Thursday, August 2nd
It would be impossible to visit England without making a pilgrimage to Chawton, where Jane Austen spent the seven last (and happiest) years of her life.
Set in a perfectly idyllic garden, the house was quite roomy and comfortable. Some of the highlights included seeing Jane’s writing table (which was quite unassuming) and her bedroom, as well as some articles of clothing that she wore and a quilt that she made with her mother and sister. But far and away the best thing was the opportunity to play the early 19th century piano forte in the front room:
A gentleman who publishes the Collector’s Library books was there taking pictures, and he was so delighted that Tiffany and I were in historic costume!
Jane’s donkey cart:
And a few pictures in the garden:
If you want to see some interior shots, go to: http://www.mainhighway.com/jah/house_tour1.htm
After visiting the house, we stopped over at a little tea room across the street, Cassandra’s cup, and had some delicious Jersey ice cream.
A little bit of Chawton charm:
Only 17 miles west from Chawton is the city of Winchester, with its famous cathedral. This is the place where Jane was buried, having gone to Winchester in search of treatment for her illness.
The Cathedral was lovely, with a beautiful vaulted ceiling. Unlike most of the places we visited, pictures were allowed inside.
I will never forget what I felt as I stood by Jane Austen's grave. If analyzed, it would be something like mingled joy, sorrow, respect, and gratitude. Joy because I was standing only feet away from the mortal remains of one of England's greatest writers. Sorrow because she died so young. Respect because she accomplished so much and wrote so simply and eloquently. And gratitude because, based on her writings and the testimony of her family, I believe one day we will be worshipping our Lord and Savior together.
"In memory of
youngest daughter of the late
Revd. GEORGE AUSTEN,
formerly Rector of Steventon in this County.
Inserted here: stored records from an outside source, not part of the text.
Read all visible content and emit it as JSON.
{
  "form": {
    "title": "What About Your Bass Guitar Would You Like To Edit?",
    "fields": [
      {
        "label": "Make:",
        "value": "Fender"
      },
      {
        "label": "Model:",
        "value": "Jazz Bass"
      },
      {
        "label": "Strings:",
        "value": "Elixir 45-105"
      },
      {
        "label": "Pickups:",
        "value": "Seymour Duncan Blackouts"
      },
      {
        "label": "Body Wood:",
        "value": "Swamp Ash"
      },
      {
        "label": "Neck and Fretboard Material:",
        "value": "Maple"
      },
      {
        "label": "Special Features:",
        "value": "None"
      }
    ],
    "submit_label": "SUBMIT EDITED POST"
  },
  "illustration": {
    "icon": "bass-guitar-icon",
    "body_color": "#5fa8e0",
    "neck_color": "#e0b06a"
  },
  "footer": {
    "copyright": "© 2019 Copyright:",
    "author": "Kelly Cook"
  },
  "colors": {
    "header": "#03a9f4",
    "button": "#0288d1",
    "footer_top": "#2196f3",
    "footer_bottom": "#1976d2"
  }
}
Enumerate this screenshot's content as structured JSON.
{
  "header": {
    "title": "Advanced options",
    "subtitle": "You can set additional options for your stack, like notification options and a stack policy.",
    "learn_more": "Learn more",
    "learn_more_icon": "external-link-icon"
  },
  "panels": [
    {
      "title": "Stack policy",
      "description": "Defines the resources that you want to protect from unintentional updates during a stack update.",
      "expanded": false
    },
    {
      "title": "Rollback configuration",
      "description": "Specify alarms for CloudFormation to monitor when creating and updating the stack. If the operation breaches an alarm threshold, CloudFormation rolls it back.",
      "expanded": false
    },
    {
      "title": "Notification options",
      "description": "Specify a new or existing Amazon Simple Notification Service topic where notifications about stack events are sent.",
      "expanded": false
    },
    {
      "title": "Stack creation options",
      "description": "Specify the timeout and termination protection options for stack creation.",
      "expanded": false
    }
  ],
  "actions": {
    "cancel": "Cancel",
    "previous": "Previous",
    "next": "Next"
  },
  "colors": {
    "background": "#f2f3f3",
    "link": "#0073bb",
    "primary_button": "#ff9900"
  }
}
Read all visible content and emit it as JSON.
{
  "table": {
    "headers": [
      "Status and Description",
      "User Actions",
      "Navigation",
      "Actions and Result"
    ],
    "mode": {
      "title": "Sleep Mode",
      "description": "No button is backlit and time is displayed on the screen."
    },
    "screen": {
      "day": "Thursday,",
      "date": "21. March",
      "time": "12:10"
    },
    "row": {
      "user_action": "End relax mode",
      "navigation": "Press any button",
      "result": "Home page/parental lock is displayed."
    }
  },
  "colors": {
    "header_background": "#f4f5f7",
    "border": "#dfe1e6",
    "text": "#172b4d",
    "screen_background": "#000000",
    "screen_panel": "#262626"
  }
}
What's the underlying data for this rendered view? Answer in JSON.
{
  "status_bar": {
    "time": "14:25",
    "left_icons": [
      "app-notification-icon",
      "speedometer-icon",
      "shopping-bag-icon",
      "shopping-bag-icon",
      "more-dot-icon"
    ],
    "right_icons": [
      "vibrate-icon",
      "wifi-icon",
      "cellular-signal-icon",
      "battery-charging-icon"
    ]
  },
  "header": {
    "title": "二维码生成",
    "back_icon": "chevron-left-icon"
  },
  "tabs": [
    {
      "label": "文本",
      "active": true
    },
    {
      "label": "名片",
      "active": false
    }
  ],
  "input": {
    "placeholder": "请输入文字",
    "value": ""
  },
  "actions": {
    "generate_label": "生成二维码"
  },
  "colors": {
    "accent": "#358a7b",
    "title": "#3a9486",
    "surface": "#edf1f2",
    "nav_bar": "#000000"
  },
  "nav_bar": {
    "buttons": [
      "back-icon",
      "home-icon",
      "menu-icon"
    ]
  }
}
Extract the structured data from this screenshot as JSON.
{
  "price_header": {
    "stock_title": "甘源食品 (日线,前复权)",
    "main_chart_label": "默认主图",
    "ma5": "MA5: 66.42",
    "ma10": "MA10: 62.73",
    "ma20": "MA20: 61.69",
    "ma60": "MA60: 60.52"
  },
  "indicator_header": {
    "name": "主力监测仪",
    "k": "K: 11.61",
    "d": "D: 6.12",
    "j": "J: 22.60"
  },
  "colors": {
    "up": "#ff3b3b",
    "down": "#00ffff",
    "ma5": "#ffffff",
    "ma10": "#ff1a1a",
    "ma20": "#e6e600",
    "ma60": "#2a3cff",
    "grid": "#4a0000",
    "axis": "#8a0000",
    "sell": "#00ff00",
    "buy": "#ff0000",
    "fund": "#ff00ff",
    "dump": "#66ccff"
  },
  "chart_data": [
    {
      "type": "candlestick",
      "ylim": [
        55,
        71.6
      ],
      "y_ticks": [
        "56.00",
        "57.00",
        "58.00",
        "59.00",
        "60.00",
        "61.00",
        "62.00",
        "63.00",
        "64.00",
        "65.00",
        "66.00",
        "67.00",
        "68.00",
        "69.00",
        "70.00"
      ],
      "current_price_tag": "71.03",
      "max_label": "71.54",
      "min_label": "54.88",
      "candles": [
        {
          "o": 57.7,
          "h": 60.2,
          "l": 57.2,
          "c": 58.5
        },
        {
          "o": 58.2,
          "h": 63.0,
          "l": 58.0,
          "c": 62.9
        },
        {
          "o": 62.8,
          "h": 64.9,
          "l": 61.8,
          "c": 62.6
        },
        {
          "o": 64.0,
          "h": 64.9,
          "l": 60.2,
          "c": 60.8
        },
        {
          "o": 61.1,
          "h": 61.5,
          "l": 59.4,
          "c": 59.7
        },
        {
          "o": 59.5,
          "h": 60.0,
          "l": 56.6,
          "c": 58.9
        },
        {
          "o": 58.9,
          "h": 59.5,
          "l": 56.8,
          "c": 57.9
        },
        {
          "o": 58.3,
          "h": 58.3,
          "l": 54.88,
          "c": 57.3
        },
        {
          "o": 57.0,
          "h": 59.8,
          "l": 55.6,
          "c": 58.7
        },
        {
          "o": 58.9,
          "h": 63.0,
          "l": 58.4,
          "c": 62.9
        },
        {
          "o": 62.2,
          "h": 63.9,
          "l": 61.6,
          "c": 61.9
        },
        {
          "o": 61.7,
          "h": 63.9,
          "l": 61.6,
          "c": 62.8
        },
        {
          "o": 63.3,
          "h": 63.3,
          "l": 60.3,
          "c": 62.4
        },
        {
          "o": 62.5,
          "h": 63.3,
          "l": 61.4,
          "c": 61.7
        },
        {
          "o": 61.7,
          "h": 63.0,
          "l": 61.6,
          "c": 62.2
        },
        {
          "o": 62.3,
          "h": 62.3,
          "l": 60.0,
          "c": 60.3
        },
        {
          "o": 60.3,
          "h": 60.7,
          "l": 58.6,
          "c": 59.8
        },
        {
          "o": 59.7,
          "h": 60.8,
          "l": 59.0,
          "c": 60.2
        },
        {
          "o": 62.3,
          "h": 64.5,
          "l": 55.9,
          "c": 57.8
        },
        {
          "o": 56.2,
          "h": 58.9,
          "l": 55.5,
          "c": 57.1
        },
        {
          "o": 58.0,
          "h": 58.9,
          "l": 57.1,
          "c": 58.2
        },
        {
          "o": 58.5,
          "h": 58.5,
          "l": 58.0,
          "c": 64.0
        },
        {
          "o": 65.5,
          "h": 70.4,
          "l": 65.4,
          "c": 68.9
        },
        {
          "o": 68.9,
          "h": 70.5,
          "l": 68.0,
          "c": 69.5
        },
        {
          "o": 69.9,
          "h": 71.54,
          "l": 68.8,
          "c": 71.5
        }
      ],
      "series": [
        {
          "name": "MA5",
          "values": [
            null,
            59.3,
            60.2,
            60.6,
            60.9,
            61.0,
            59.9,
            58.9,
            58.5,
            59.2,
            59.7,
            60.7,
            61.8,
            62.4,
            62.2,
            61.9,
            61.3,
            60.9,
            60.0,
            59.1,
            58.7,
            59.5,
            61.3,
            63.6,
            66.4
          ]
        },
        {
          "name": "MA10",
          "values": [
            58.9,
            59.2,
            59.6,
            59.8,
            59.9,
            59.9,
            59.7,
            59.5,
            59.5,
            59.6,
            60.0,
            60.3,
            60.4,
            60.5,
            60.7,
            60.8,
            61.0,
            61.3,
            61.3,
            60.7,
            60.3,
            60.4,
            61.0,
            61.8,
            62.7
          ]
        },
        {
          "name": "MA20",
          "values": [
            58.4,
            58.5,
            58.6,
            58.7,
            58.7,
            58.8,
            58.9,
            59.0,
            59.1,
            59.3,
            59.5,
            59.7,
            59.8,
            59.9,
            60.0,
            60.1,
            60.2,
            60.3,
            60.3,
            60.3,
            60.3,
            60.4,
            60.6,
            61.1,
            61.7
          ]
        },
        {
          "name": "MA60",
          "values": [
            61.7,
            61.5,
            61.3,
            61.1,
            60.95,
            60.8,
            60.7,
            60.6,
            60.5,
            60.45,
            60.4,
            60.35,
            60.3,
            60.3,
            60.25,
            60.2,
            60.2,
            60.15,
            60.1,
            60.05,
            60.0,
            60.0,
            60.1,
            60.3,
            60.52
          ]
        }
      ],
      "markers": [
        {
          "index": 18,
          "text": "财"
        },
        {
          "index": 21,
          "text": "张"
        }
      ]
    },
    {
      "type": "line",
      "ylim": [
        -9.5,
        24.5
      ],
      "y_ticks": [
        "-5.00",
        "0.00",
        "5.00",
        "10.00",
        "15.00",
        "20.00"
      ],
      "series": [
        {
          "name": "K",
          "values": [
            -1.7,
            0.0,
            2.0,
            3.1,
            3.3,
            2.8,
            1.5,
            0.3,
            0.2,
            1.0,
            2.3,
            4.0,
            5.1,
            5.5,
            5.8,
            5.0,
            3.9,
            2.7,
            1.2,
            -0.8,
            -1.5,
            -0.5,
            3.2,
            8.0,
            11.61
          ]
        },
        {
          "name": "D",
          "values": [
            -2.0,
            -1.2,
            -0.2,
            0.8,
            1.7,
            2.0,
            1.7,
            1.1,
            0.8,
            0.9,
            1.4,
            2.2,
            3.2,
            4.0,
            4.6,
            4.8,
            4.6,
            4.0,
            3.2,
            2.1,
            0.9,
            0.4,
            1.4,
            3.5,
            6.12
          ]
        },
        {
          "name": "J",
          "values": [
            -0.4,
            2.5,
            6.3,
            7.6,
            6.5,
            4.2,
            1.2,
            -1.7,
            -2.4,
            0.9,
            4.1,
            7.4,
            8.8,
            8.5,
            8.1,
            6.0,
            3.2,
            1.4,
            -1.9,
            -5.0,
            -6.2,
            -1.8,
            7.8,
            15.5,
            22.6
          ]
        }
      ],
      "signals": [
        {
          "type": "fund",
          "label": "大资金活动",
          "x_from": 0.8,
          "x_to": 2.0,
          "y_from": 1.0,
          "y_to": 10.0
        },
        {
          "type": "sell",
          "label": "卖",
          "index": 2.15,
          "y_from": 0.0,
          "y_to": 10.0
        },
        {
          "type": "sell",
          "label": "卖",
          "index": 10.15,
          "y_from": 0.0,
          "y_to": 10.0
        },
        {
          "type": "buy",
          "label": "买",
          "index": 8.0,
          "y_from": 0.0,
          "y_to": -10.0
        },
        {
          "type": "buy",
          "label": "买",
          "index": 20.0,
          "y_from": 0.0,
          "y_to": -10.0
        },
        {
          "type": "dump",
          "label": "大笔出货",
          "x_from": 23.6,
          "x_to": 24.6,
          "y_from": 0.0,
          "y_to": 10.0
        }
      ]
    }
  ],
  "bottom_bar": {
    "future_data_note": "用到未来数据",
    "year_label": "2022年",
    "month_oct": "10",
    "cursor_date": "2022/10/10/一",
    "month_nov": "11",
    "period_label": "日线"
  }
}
She departed this Life on the 18th July 1817,
aged 41, after a long illness supported with
the patience and the hopes of a Christian.
The benevolence of her heart,
the sweetness of her temper, and
the extraordinary endowments of her mind
obtained the regard of all who knew her, and
the warmest love of her intimate connections.
Their grief is in proportion to their affection
they know their loss to be irreparable,
but in the deepest affliction they are consoled
by a firm though humble hope that her charity,
devotion, faith and purity have rendered
her soul acceptable in the sight of her
We pushed on that evening to Lyme Regis, which I wished to visit on account of its importance in Jane Austen’s novel “Persuasion.” The last of the novels that she completed, “Persuasion” is my personal favorite. After the bustle of Hastings, we were pleasantly surprised by the quiet ambience in Lyme. The town is perched on the hillside with precariously steep and narrow streets. One sign as we turned a rather precarious corner warned us that there was an overhanging building. But despite navigational difficulties, we found a parking space and went down to the seaside.
Jane Austen meets the 21st century:
How would you like these buildings to serve as your city museum and guild hall?
We came across this charming little thatched cottage as we walked down into Lyme:
After a little stroll about, we stopped for dinner at the very pleasant (but very under-staffed) Bell Inn. We had to wait a long time for our meal, but the calls of the gulls and the cool sea breeze entertained us during our wait.
As we walked back up, we unexpectedly came across the house where Jane Austen stayed in Lyme – not very attractive in itself, perhaps, but certainly beautified by its former inhabitant.
That was all for the day, but we still had to see the famous Cobb in the morning!